The elevator reaches the bottom floor and Chris steps off and heads over to the trash room, a cemented area with several mahogany-colored dumpsters with peeling paint lining the walls. As he nears it, he spots his Mom coming from the parking garage, and stops to wait for her. Her copper curls are loose and limp, tied back in a ponytail in the middle of the back of her head. Crow’s feet dig into the corners of her eye sockets and burlap bags weigh down her eyelids.
“You’re home early,” he says.
“I feel so welcomed,” she smirks.
“Sorry, next time I’ll bring the confetti.”
Her mouth stiffens.
“How was work?”
“Quiet, it’s exam week. Of course I brought work home with me.”
“I got most of it done during school, thank goodness. See you upstairs.”
She watches the upper floor balcony as she goes, with deliberate steps.
Chris finds the trash room and flings the garbage bag into an open dumpster. Walking around the corner he arrives at a strip of earth between the artificial structures of his home. He fetches his canary out of his hoodie and holding her up to his face he asks, “Madam, we will have your room set up momentarily. We are preparing an extra special bed for you. We thank you for your patience.”
He produces the tablespoon from his cargo pants with his other hand, kneels down, and begins to stab the dirt to loosen it.
As he digs the cheap tablespoon’s handle bends from the firmness of the soil, but he manages to make a hole big enough to fit his canary. Slowly he lowers her into the hole, laying her on her belly.
“Well, Sunny, you were a good bird. A damn good one considering everything that’s happened.”
And with that he covers her with soil, spoonful by spoonful, and pats it flat. He snatches up nearby rocks and arranges them atop her grave to keep the cats from digging her out so easily. And for the final touch he places a dandelion flower. Chris stands up and stays for a moment, staring at the mound of rocks with a mini sun-like flower, then turns and walks to the elevator.
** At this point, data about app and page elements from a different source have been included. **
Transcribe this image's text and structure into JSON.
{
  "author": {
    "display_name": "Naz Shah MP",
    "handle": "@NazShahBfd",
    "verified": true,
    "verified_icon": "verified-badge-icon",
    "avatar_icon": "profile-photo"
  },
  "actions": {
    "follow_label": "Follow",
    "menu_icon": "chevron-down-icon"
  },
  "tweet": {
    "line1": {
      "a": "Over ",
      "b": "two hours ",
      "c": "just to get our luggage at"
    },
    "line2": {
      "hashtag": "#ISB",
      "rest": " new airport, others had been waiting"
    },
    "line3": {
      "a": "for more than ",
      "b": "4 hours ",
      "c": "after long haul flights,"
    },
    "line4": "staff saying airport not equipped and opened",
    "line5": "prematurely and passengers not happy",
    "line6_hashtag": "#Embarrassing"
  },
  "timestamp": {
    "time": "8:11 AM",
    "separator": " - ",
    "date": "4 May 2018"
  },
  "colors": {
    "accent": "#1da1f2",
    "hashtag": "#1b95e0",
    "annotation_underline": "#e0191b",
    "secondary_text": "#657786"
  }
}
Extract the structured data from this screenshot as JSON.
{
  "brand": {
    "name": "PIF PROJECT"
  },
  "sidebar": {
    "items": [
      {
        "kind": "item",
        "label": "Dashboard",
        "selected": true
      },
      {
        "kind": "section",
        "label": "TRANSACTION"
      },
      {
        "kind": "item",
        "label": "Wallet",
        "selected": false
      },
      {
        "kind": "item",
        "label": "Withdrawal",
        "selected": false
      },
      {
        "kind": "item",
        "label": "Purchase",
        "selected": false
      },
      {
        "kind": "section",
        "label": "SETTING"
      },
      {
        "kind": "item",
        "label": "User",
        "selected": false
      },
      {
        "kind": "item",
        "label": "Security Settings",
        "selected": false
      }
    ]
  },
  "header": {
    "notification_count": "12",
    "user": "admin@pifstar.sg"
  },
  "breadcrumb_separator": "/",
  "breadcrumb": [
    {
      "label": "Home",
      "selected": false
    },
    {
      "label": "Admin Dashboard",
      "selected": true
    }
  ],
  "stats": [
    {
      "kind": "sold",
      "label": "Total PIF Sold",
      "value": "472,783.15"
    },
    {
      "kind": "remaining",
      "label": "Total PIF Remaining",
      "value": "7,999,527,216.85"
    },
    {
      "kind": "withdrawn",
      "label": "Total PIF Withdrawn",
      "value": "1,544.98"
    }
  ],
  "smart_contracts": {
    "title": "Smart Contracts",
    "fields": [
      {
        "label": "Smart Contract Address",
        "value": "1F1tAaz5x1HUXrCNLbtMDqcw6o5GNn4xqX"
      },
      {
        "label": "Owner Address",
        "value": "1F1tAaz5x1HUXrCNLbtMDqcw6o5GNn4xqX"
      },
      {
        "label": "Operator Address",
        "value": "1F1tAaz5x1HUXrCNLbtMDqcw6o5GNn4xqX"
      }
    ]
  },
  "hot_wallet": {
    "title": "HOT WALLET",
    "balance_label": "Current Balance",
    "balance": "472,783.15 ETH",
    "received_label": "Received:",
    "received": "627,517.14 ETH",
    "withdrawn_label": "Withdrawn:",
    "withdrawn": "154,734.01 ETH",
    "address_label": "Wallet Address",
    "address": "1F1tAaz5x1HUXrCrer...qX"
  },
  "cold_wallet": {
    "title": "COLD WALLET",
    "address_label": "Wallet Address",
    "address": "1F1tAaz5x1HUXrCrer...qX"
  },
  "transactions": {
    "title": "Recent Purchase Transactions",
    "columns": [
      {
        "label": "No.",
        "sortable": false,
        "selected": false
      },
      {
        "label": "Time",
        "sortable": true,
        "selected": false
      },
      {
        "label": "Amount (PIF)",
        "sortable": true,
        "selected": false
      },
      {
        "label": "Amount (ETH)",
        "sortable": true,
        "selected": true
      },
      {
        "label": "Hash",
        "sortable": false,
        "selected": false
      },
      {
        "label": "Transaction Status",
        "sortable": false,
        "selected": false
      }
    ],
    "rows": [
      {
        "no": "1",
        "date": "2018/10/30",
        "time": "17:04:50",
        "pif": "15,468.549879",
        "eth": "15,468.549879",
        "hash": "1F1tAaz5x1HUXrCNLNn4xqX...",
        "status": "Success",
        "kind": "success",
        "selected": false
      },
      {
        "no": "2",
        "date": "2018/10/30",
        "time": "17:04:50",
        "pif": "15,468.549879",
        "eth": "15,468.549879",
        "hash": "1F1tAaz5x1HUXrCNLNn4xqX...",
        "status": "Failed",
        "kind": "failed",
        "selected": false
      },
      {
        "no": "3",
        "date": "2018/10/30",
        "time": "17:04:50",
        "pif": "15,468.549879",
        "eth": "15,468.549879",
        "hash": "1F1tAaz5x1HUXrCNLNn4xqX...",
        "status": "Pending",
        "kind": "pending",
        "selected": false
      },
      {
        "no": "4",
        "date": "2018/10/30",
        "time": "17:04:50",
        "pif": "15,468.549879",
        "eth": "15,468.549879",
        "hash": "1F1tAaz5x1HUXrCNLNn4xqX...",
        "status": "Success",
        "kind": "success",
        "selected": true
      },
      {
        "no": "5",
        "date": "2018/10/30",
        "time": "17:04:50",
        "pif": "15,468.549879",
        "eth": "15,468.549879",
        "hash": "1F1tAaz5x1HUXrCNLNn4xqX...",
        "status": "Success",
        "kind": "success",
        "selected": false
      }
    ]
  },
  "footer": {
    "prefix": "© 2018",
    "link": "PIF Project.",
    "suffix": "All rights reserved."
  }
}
He rises up to his floor and hears from down the hallway, fragments of his parents arguing. “You…” “Fuck…” “I…!” The sun has nearly crept its way over the edge of the world, the colors all but faded and the railing bars blending into the white noise.
Chris begins a steady march across the railing-less walkway to the burning apartment; his head held steady, facing forward. At the door he unfurls a balled up fist, and steps inside with an air about him colder than the nebula outside.
Written for Dr. David N. Odhiambo’s ENG 491: Senior Project